The Trust for the Americas is committed to supporting people from vulnerable communities in overcoming obstacles by teaching courses in professional and technological skills, and offering guidance for new economic opportunities. Through our Social Franchise POETA (Partnership for Economic Opportunities through Technology in the Americas), we have many success stories from our beneficiaries at POETA Centers all over Brazil. However, we would like to share one particular story that demonstrates how it is possible to achieve your dreams, no matter the obstacles in your path.
Helen Keller once said that “the only thing worse than being blind, was having sight and no vision.” Meet Wilma, of Curitiba, Brazil – a woman who, despite many challenges, has proven that having a vision for the future can be just as important as being able to see it.
Wilma is 52, married with a daughter, and lives with her husband in the outskirts of Parana.

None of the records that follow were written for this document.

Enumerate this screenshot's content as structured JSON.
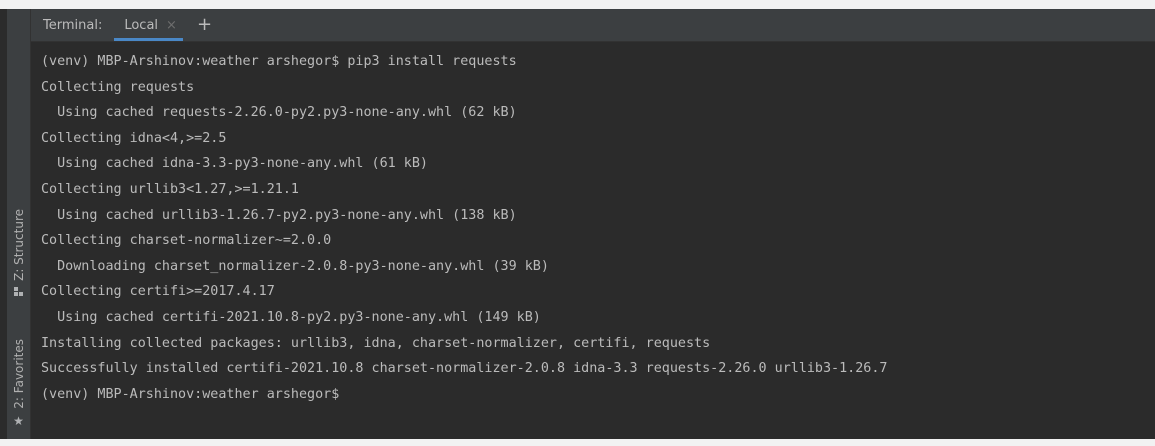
{
  "tabbar": {
    "title": "Terminal:",
    "active_tab": "Local",
    "close_glyph": "×",
    "add_glyph": "+"
  },
  "sidebar": {
    "structure_label": "Z: Structure",
    "favorites_label": "2: Favorites",
    "favorites_icon": "star-icon",
    "structure_icon": "structure-icon"
  },
  "terminal": {
    "lines": [
      "(venv) MBP-Arshinov:weather arshegor$ pip3 install requests",
      "Collecting requests",
      "  Using cached requests-2.26.0-py2.py3-none-any.whl (62 kB)",
      "Collecting idna<4,>=2.5",
      "  Using cached idna-3.3-py3-none-any.whl (61 kB)",
      "Collecting urllib3<1.27,>=1.21.1",
      "  Using cached urllib3-1.26.7-py2.py3-none-any.whl (138 kB)",
      "Collecting charset-normalizer~=2.0.0",
      "  Downloading charset_normalizer-2.0.8-py3-none-any.whl (39 kB)",
      "Collecting certifi>=2017.4.17",
      "  Using cached certifi-2021.10.8-py2.py3-none-any.whl (149 kB)",
      "Installing collected packages: urllib3, idna, charset-normalizer, certifi, requests",
      "Successfully installed certifi-2021.10.8 charset-normalizer-2.0.8 idna-3.3 requests-2.26.0 urllib3-1.26.7",
      "(venv) MBP-Arshinov:weather arshegor$"
    ]
  },
  "colors": {
    "background": "#2b2b2b",
    "panel": "#3c3f41",
    "text": "#bbbbbb",
    "accent": "#4a88c7"
  }
}
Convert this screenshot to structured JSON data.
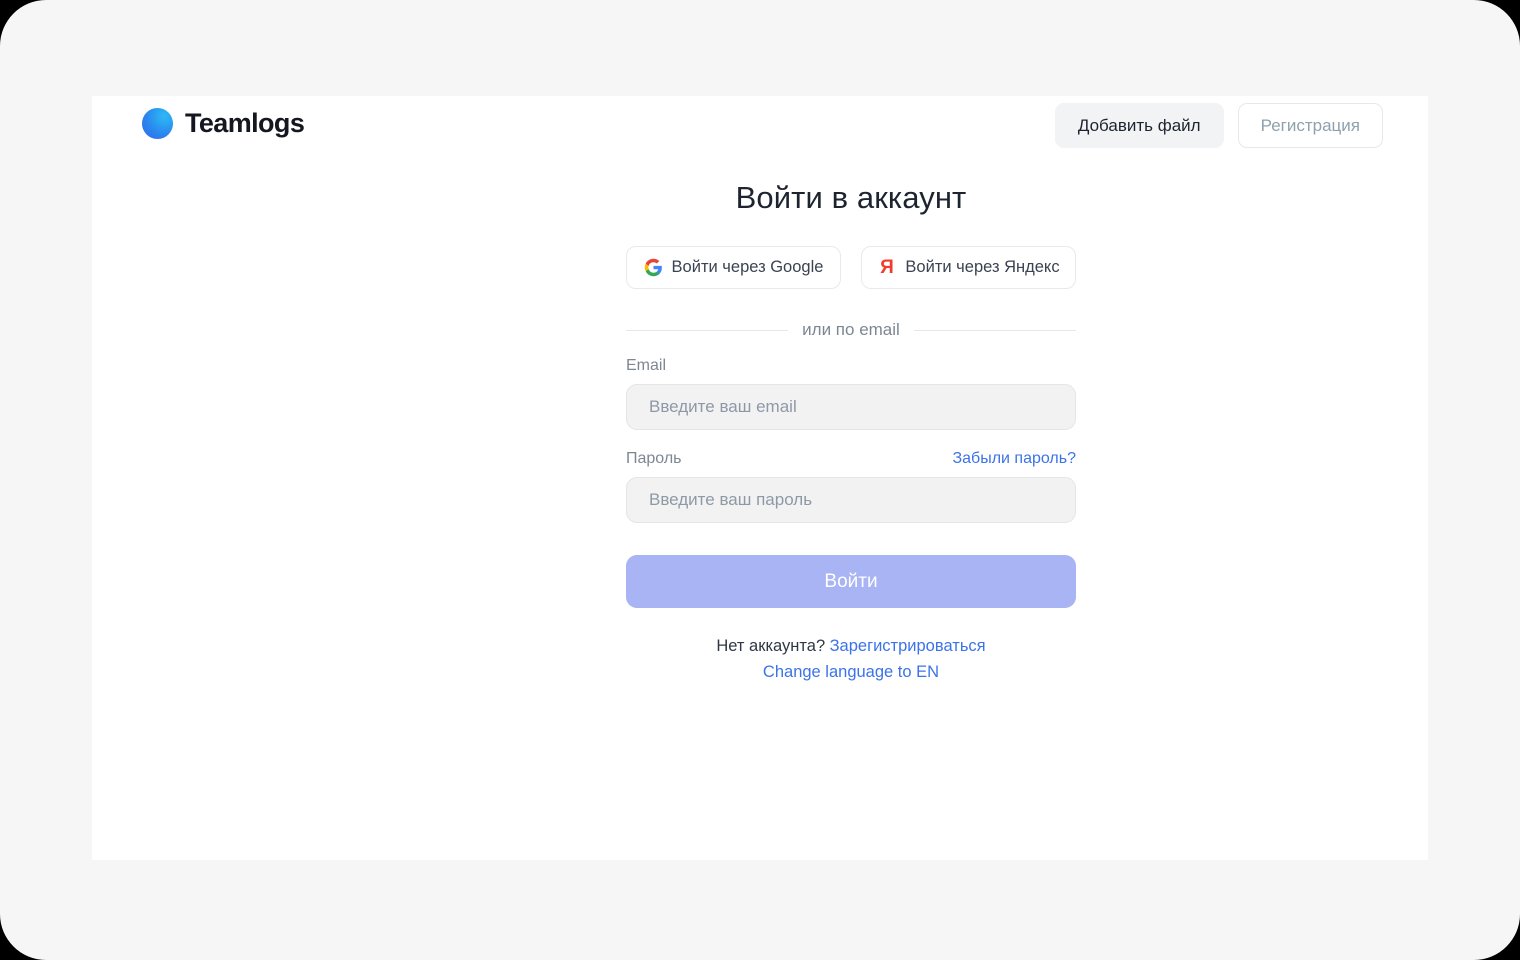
{
  "header": {
    "brand_name": "Teamlogs",
    "logo_icon": "teamlogs-sphere-logo",
    "add_file_label": "Добавить файл",
    "register_label": "Регистрация"
  },
  "auth": {
    "title": "Войти в аккаунт",
    "oauth": [
      {
        "label": "Войти через Google",
        "icon": "google-icon"
      },
      {
        "label": "Войти через Яндекс",
        "icon": "yandex-icon",
        "glyph": "Я"
      }
    ],
    "divider_text": "или по email",
    "email": {
      "label": "Email",
      "placeholder": "Введите ваш email",
      "value": ""
    },
    "password": {
      "label": "Пароль",
      "placeholder": "Введите ваш пароль",
      "value": "",
      "forgot_label": "Забыли пароль?"
    },
    "submit_label": "Войти",
    "footer": {
      "no_account_text": "Нет аккаунта?",
      "register_link": "Зарегистрироваться",
      "language_link": "Change language to EN"
    }
  },
  "colors": {
    "accent_blue": "#3b73e8",
    "submit_bg": "#a8b4f4",
    "brand_dark": "#14171f",
    "muted_text": "#7d8794",
    "yandex_red": "#f23b2f",
    "panel_bg": "#ffffff",
    "page_bg": "#f6f6f7"
  }
}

She is also blind. Despite this, she has completed her secondary education, and has participated in professional qualification courses for the companies Brado Logística, and Formula Auto Trade LTDA. Today, Wilma takes part in the Simulated Environment Learning program, where she develops her skills at Universidad Libre.

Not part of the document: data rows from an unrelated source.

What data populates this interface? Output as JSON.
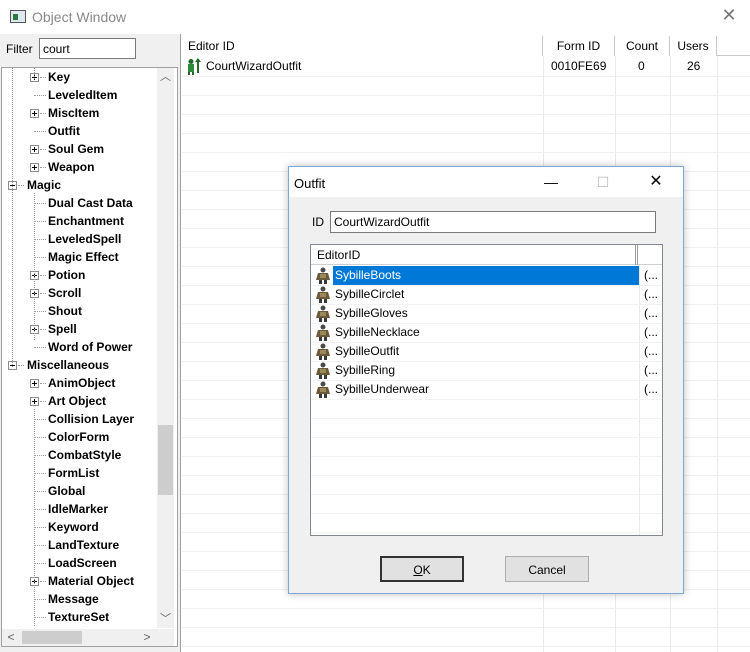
{
  "window": {
    "title": "Object Window",
    "close_glyph": "✕"
  },
  "filter": {
    "label": "Filter",
    "value": "court"
  },
  "tree": [
    {
      "label": "Key",
      "level": 1,
      "expander": "plus"
    },
    {
      "label": "LeveledItem",
      "level": 1,
      "expander": "none"
    },
    {
      "label": "MiscItem",
      "level": 1,
      "expander": "plus"
    },
    {
      "label": "Outfit",
      "level": 1,
      "expander": "none"
    },
    {
      "label": "Soul Gem",
      "level": 1,
      "expander": "plus"
    },
    {
      "label": "Weapon",
      "level": 1,
      "expander": "plus"
    },
    {
      "label": "Magic",
      "level": 0,
      "expander": "minus"
    },
    {
      "label": "Dual Cast Data",
      "level": 1,
      "expander": "none"
    },
    {
      "label": "Enchantment",
      "level": 1,
      "expander": "none"
    },
    {
      "label": "LeveledSpell",
      "level": 1,
      "expander": "none"
    },
    {
      "label": "Magic Effect",
      "level": 1,
      "expander": "none"
    },
    {
      "label": "Potion",
      "level": 1,
      "expander": "plus"
    },
    {
      "label": "Scroll",
      "level": 1,
      "expander": "plus"
    },
    {
      "label": "Shout",
      "level": 1,
      "expander": "none"
    },
    {
      "label": "Spell",
      "level": 1,
      "expander": "plus"
    },
    {
      "label": "Word of Power",
      "level": 1,
      "expander": "none"
    },
    {
      "label": "Miscellaneous",
      "level": 0,
      "expander": "minus"
    },
    {
      "label": "AnimObject",
      "level": 1,
      "expander": "plus"
    },
    {
      "label": "Art Object",
      "level": 1,
      "expander": "plus"
    },
    {
      "label": "Collision Layer",
      "level": 1,
      "expander": "none"
    },
    {
      "label": "ColorForm",
      "level": 1,
      "expander": "none"
    },
    {
      "label": "CombatStyle",
      "level": 1,
      "expander": "none"
    },
    {
      "label": "FormList",
      "level": 1,
      "expander": "none"
    },
    {
      "label": "Global",
      "level": 1,
      "expander": "none"
    },
    {
      "label": "IdleMarker",
      "level": 1,
      "expander": "none"
    },
    {
      "label": "Keyword",
      "level": 1,
      "expander": "none"
    },
    {
      "label": "LandTexture",
      "level": 1,
      "expander": "none"
    },
    {
      "label": "LoadScreen",
      "level": 1,
      "expander": "none"
    },
    {
      "label": "Material Object",
      "level": 1,
      "expander": "plus"
    },
    {
      "label": "Message",
      "level": 1,
      "expander": "none"
    },
    {
      "label": "TextureSet",
      "level": 1,
      "expander": "none"
    }
  ],
  "list": {
    "columns": [
      "Editor ID",
      "Form ID",
      "Count",
      "Users"
    ],
    "rows": [
      {
        "icon": "npc-icon",
        "editor_id": "CourtWizardOutfit",
        "form_id": "0010FE69",
        "count": "0",
        "users": "26"
      }
    ]
  },
  "dialog": {
    "title": "Outfit",
    "minimize_glyph": "—",
    "maximize_glyph": "☐",
    "close_glyph": "✕",
    "id_label": "ID",
    "id_value": "CourtWizardOutfit",
    "list_header": "EditorID",
    "items": [
      {
        "name": "SybilleBoots",
        "rest": "(...",
        "selected": true
      },
      {
        "name": "SybilleCirclet",
        "rest": "(...",
        "selected": false
      },
      {
        "name": "SybilleGloves",
        "rest": "(...",
        "selected": false
      },
      {
        "name": "SybilleNecklace",
        "rest": "(...",
        "selected": false
      },
      {
        "name": "SybilleOutfit",
        "rest": "(...",
        "selected": false
      },
      {
        "name": "SybilleRing",
        "rest": "(...",
        "selected": false
      },
      {
        "name": "SybilleUnderwear",
        "rest": "(...",
        "selected": false
      }
    ],
    "ok_label_accel": "O",
    "ok_label_rest": "K",
    "cancel_label": "Cancel"
  },
  "colors": {
    "selection": "#0078d7",
    "dialog_border": "#7fa7d6"
  }
}
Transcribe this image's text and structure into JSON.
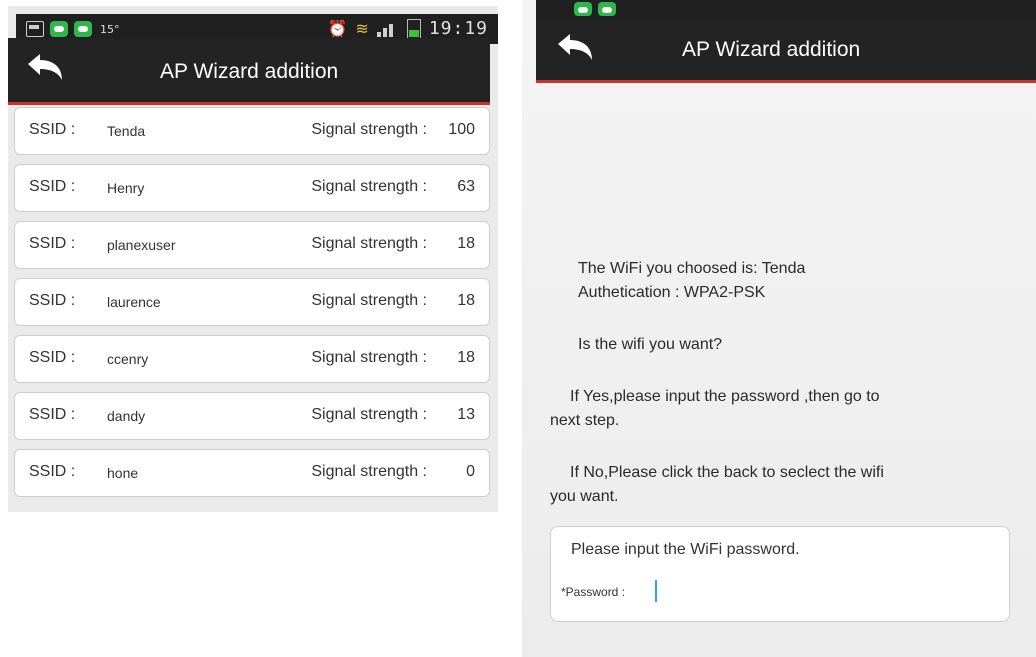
{
  "left": {
    "status_bar": {
      "temp": "15°",
      "time": "19:19",
      "icons": [
        "image-icon",
        "message-icon",
        "message-icon",
        "alarm-icon",
        "wifi-icon",
        "signal-icon",
        "battery-icon"
      ]
    },
    "action_bar": {
      "title": "AP Wizard addition",
      "back_icon": "back-arrow-icon"
    },
    "wifi_list": [
      {
        "ssid_label": "SSID :",
        "ssid": "Tenda",
        "signal_label": "Signal strength :",
        "signal": "100"
      },
      {
        "ssid_label": "SSID :",
        "ssid": "Henry",
        "signal_label": "Signal strength :",
        "signal": "63"
      },
      {
        "ssid_label": "SSID :",
        "ssid": "planexuser",
        "signal_label": "Signal strength :",
        "signal": "18"
      },
      {
        "ssid_label": "SSID :",
        "ssid": "laurence",
        "signal_label": "Signal strength :",
        "signal": "18"
      },
      {
        "ssid_label": "SSID :",
        "ssid": "ccenry",
        "signal_label": "Signal strength :",
        "signal": "18"
      },
      {
        "ssid_label": "SSID :",
        "ssid": "dandy",
        "signal_label": "Signal strength :",
        "signal": "13"
      },
      {
        "ssid_label": "SSID :",
        "ssid": "hone",
        "signal_label": "Signal strength :",
        "signal": "0"
      }
    ]
  },
  "right": {
    "action_bar": {
      "title": "AP Wizard addition",
      "back_icon": "back-arrow-icon"
    },
    "info": {
      "wifi_chosen": "The WiFi you choosed is:  Tenda",
      "auth": "Authetication :  WPA2-PSK",
      "question": "Is the wifi you want?",
      "yes_line1": "If Yes,please input the password ,then go to",
      "yes_line2": "next step.",
      "no_line1": "If No,Please click the back to seclect the wifi",
      "no_line2": "you want."
    },
    "password_box": {
      "hint": "Please input the WiFi password.",
      "label": "*Password :",
      "value": ""
    }
  },
  "colors": {
    "action_bar": "#232323",
    "accent_line": "#c9322a",
    "caret": "#3aa0e0"
  }
}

Wilma arrived at the POETA YouthSpark Center without any idea of computer science, largely due to her visual limitations. She thought she would be unable to develop activities which involved computers for the blind, and felt the program would include modules that could not accommodate her disability. However, during the Computer Training module, Wilma learned about new tools computers had available, and how they were able to facilitate the practical activities of the visually impaired.

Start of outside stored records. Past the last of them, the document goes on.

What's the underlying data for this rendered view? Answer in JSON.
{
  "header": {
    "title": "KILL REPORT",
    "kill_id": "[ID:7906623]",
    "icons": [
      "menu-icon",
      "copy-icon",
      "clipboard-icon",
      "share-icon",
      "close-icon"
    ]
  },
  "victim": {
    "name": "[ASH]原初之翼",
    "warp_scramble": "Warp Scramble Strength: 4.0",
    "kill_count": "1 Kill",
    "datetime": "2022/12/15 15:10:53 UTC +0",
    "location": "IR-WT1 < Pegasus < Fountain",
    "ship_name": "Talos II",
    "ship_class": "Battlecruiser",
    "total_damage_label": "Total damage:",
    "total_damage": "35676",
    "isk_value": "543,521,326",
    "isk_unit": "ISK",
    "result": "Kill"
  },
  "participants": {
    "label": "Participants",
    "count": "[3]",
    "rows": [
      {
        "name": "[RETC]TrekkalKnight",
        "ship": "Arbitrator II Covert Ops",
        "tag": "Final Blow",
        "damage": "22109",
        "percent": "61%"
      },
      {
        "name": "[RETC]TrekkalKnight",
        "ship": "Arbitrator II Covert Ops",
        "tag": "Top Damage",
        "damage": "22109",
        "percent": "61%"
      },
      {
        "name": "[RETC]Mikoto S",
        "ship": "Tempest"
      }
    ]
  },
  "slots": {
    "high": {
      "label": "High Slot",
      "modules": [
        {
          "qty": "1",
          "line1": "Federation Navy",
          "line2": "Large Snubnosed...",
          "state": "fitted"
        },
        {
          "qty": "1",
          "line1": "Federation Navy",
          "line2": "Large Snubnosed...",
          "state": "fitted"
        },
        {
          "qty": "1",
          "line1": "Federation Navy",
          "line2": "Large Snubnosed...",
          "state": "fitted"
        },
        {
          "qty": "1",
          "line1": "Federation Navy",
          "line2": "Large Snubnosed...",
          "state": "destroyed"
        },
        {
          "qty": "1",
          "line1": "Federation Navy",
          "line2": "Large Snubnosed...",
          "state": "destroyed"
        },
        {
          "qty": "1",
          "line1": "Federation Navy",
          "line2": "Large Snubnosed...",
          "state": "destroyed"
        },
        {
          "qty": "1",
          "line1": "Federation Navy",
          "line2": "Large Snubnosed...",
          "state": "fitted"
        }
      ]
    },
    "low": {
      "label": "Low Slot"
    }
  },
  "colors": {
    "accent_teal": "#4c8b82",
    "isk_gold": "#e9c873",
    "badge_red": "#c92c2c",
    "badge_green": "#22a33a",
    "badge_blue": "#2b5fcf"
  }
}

After completing the Computer Training module, the Computer Reinforcement module was made available to those with visual disabilities, allowing Wilma to continue to develop her skills. Today, she is more confident than ever in using a computer for practical activities.
Wilma adapted fast to the computing courses, always interested, asking questions and challenging her colleagues to do better. She also has had a great relationship with the instructor, and clearly her potential has been noted, leading to more opportunities at the center. Her education at POETA has been a great success despite all the challenges she faced upon arrival.
In the future, Wilma would like to work on projects that create more spaces for people with visual disabilities, in order to help others like her find employment opportunities more easily in any area they choose. With your support, we help youth like Wilma, who otherwise wouldn’t have easy access to technology and its benefits.
People with disabilities and/or economic and social barriers are mostly underrepresented in the fields related to technology. We kindly encourage you to keep donating so that people like Wilma can make a better future for themselves and their families.Attachments: